“To make these tangible products, there has to be a global system to assemble, polish, pack, and transport them before they can be used to relieve, generate, and circulate content, and to facilitate social networking. Digitization has, in this sense, made the world more industrial and more dependent on the geopolitics of industrialism, not less. Humanity taken as a whole, including the majority of our fellow human beings in the developing world, has become deeply entangled in a planetary industrial system operating by and through digital media.” (iSlave, p. 13)

In terms of cloud computing, on a global scale server farms already produce as much CO2 as the aviation industry, due largely to the fact that most energy they currently consume comes from coal-powered plants. While large social networks (such as Facebook) and search engines (such as Google) are starting to convert to renewable energy use, Amazon Web Services and BitCoin (just to name a few) are increasing emissions through the expansion of server farms. As The Guardian reported, Loudoun County in Virginia handles upwards of 70% of the world’s online traffic, and its energy needs are primarily served by Dominion, with only 3% of its energy coming from renewables. So ravenous is its energy needs, as of this writing Dominion is involved with developing a regional pipeline that would deliver fracked gas.

The ecological footprint of this website

This website is hosted on DreamHost, which promises “Green Hosting”:

“We’re making a conscious effort to reduce our impact on the environment with optimized facilities and policies that put respect for natural resources at the core of what we do.”

This includes, according to DreamHost:

  • Data centers powered by grids that obtain electricity from many renewable sources
  • LEED Platinum and EnergyStar-certified facilities
  • Power-efficient processors used whenever possible


While this sounds good, what exactly is the ecological footprint of That’s hard to say. While DreamHost appears to be making a sincere effort to be a green company, the language on its website is a bit vague and perhaps misleading. For example, most major electrical grids in the United States obtain at least some energy from renewable sources, so any internet data center in the US can claim it is “powered by grids that obtain electricity from many renewable sources.” This doesn’t mean the data center is powered by renewable energy.

When we chose a webhost for, DreamHost’s operations merited a “green hosted” certification from the Green Web Foundation, which develops tools to support the transition to an Internet that is 100% powered by renewable energy sources. (It’s currently a little bit over 15%.) That certification encouraged us to use DreamHost to host this website.

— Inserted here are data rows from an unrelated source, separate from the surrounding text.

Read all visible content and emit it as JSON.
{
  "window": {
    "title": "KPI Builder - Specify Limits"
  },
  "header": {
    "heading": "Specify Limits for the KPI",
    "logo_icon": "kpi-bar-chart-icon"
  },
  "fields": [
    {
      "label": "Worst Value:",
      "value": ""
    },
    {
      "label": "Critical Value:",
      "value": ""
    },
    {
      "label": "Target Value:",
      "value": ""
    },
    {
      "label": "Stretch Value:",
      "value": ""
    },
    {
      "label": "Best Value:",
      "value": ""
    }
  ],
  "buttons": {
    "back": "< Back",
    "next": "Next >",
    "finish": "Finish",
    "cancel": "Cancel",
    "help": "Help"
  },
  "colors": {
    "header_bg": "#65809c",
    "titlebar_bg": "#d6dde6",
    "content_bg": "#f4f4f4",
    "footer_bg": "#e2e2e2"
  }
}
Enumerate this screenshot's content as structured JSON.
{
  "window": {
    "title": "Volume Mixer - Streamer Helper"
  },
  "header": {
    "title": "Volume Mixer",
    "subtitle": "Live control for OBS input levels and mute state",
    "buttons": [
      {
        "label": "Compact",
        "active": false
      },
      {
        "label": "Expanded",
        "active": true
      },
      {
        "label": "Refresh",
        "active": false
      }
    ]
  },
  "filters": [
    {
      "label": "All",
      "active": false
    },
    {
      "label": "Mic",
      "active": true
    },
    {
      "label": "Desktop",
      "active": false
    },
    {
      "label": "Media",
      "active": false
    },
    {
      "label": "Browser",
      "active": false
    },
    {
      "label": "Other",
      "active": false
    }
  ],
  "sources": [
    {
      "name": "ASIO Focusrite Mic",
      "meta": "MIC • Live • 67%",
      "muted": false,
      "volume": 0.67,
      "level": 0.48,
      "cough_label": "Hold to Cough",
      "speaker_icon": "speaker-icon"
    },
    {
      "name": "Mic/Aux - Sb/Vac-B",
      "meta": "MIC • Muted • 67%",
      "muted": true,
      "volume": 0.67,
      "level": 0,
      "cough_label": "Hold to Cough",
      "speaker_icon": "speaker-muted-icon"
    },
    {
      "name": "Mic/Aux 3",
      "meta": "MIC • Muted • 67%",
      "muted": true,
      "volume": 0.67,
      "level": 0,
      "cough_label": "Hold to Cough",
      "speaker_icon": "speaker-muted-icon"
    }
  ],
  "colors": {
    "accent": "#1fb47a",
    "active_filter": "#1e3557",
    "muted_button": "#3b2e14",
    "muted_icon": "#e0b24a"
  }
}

Since we launched the website, however, DreamHost apparently migrated most of their accounts to servers leased from Amazon Web Services (AWS), the world’s largest cloud computing company.  (This is an example of the ongoing migration of data from in-house corporate and institutional data centers to so-called “hyperscale” data centers operated by the likes of Amazon, Google and Microsoft.)  Greenpeace has charged AWS with having a deceptive posture on its use of renewable energy.  For example, it says that while Amazon Web Services is committed to using 100% renewable energy, it has greatly expanded its data center in Northern Virginia even though the local electric utility has not been able to provide any additional renewable energy.  I confirmed that the data center in this dispute is used by DreamHost, so perhaps is hosted there.

We are planning to find another webhost that uses 100% renewable energy. Until then, we’ll have to display this badge:

This website is hosted Green - checked by

The Green Web Foundation has developed a Green Web Check tool and Green Web apps that monitor websites’ “greenness” as measured by the use of renewable energy by their webhosts. Check them out here: